== About this task ==
The word "EURJPY": in how many lines of the records does it appear? Reply with the number alone.

== Given records ==
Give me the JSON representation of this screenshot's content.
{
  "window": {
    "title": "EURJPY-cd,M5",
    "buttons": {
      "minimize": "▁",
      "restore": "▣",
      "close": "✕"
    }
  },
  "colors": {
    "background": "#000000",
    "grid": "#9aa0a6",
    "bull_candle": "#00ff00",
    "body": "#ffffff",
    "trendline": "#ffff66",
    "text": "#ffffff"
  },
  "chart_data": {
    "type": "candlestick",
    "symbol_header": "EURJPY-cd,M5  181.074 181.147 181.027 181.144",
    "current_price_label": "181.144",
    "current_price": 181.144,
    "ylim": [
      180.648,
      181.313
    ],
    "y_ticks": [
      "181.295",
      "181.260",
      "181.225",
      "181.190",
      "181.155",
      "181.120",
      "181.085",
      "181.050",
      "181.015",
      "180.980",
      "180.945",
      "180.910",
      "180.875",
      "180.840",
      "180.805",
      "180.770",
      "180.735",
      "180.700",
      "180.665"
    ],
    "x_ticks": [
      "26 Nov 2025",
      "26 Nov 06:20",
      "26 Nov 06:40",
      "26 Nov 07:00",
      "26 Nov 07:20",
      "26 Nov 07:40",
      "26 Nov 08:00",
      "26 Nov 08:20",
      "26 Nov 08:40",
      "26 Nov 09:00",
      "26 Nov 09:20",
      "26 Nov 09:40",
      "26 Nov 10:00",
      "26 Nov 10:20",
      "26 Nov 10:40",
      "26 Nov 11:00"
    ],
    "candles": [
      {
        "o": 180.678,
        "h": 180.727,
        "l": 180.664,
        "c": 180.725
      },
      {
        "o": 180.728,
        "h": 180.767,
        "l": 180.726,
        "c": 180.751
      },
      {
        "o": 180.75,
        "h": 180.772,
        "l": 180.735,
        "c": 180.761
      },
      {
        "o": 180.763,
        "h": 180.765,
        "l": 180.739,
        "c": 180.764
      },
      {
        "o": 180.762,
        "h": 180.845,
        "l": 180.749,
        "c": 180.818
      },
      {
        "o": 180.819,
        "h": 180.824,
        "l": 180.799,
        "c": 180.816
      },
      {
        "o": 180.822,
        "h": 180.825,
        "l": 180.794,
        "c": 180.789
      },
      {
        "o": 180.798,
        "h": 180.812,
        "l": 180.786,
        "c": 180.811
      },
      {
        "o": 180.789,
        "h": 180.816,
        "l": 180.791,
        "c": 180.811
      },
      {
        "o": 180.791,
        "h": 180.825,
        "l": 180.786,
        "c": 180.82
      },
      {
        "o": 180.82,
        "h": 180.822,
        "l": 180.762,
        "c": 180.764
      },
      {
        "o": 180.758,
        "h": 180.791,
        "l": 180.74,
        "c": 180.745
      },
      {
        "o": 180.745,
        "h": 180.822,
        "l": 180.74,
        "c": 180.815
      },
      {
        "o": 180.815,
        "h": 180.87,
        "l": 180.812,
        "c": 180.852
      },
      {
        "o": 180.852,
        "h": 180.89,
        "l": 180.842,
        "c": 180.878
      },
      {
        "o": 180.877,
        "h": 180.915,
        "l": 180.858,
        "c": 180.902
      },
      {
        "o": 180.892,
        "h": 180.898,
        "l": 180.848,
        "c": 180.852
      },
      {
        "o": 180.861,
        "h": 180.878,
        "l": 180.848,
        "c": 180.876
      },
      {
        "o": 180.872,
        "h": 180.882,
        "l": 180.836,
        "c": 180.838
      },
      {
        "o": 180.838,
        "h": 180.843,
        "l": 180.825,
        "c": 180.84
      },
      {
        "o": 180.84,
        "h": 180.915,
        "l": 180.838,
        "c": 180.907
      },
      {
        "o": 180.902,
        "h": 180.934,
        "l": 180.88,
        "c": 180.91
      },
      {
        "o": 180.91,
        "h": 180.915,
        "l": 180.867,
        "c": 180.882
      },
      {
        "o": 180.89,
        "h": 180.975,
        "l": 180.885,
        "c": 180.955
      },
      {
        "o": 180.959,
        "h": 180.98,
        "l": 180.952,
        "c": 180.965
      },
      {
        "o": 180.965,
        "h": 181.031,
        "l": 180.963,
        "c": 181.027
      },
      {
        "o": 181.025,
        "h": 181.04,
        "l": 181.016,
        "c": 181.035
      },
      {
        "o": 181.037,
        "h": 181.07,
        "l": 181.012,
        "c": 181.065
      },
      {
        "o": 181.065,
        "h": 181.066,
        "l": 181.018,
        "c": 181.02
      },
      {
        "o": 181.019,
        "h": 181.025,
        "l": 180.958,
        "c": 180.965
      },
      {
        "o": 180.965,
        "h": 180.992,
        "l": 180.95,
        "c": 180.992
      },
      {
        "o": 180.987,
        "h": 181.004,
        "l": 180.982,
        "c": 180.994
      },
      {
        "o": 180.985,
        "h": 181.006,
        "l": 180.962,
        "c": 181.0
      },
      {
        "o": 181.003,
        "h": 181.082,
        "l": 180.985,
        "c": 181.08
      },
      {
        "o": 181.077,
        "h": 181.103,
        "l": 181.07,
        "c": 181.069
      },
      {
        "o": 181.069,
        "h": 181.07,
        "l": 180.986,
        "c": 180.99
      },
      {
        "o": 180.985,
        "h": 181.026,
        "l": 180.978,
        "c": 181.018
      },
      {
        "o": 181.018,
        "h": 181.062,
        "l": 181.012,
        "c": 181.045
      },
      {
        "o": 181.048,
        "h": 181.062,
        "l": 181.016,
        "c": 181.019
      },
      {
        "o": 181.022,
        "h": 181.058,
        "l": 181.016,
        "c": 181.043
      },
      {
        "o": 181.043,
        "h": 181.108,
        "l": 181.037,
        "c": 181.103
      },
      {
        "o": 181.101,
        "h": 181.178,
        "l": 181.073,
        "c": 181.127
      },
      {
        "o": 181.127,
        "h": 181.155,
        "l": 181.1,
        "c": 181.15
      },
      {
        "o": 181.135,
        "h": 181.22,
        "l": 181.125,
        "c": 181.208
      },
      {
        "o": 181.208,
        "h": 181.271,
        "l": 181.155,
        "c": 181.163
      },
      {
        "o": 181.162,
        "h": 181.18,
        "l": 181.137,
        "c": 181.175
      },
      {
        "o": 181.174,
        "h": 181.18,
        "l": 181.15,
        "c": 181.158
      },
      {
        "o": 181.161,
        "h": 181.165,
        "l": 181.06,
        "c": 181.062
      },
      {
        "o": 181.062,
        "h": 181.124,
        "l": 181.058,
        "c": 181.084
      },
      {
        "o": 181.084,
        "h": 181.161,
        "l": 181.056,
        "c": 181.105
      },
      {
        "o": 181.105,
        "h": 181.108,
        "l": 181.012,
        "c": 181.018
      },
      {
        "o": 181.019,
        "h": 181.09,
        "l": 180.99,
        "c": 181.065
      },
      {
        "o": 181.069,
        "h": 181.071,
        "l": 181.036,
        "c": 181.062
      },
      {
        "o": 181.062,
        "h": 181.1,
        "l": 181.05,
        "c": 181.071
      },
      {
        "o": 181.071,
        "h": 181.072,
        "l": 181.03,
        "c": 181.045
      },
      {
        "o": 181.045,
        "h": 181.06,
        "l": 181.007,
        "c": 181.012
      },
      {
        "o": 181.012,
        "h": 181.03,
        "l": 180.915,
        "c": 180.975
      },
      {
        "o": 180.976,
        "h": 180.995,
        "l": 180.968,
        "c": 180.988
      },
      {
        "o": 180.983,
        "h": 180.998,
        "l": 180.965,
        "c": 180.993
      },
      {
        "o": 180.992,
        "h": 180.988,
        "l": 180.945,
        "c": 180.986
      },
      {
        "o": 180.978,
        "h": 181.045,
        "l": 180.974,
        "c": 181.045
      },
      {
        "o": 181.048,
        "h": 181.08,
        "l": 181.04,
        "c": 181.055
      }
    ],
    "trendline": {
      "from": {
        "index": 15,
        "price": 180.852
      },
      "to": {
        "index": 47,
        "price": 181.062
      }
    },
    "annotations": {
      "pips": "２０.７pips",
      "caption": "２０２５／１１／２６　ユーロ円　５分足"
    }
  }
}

== Expected answer ==
2